This thesis examined the accuracy of four non-intrusive traffic detector technologies considered for potential data collection applications on Nebraska’s highways. The technologies evaluated included the Solo Pro II video image processor (VIP), 3M Canoga Microloop 702 magnetic induction detector, Image Sensing Systems RTMS G4 microwave radar detector, and Wavetronix SmartSensor 105 microwave radar detector. These four detectors were installed at the NTC/NDOR non-intrusive detector test bed along Interstate 80 near the Giles Road interchange in Omaha, Nebraska. Data were collected in June, July, and August of 2011, and these detectors were analyzed based on the accuracy of their volume, speed, and length-based vehicle classification.

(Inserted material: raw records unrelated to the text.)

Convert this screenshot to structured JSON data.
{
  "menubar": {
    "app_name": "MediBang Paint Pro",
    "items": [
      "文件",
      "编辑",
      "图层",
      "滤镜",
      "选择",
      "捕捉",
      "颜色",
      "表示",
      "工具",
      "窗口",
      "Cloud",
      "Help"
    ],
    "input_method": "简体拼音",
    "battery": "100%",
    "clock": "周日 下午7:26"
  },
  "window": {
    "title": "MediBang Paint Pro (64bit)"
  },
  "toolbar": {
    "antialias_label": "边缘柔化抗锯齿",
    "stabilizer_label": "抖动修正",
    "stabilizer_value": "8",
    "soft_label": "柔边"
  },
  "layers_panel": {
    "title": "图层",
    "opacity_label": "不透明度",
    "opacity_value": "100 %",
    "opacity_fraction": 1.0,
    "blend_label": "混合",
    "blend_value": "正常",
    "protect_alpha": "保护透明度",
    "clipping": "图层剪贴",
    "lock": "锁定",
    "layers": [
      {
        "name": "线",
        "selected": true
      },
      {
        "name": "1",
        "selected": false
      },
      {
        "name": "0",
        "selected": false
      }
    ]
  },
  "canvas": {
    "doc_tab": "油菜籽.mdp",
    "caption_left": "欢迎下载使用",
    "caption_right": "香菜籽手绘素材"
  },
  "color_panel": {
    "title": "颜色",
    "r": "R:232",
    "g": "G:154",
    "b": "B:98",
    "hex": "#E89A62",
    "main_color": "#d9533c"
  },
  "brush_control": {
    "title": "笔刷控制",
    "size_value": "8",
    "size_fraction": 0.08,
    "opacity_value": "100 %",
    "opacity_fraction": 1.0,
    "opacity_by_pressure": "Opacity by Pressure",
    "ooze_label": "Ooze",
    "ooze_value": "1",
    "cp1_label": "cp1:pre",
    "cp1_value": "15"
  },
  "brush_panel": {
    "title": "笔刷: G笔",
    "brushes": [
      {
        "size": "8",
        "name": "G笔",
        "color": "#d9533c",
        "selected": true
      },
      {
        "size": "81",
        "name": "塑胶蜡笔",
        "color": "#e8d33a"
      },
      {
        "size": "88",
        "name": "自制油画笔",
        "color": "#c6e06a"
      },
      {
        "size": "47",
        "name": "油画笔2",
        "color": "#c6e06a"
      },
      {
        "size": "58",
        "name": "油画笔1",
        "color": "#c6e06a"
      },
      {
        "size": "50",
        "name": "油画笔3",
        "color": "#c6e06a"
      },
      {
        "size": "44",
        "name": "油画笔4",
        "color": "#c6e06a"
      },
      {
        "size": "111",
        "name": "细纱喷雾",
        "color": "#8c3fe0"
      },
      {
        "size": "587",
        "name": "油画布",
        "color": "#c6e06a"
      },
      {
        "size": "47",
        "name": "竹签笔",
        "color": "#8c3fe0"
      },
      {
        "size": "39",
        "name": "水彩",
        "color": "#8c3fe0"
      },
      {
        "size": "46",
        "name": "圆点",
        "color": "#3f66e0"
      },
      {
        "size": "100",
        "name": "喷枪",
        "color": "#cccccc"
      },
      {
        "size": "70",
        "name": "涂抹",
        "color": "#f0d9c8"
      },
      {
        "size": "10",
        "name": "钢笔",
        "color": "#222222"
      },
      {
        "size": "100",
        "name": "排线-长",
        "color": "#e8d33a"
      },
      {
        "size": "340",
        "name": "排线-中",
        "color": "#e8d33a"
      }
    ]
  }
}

The analysis in this thesis utilizes numerous graphical and statistical methods to demonstrate the significance of errors in the data from the four evaluated detectors. The impacts of lighting, rain, traffic volume, and various levels of temporal aggregation on the detectors’ accuracies were analyzed. Multiple regression analysis revealed that the volume accuracy of the Solo Pro II was affected by night lighting, as well as by the combined effect of dawn lighting and rain. The volume accuracies of the Microloop 702 and G4 were significantly affected by the combination of dusk lighting and rain, while the volume accuracy of the SmartSensor 105 was not found to be significantly affected by lighting or rain conditions. In addition to these results, this thesis analyzed the collected data in order to provide hypotheses pertaining to potential links between significant environmental factors and physical operating characteristics of the evaluated non-intrusive traffic detectors.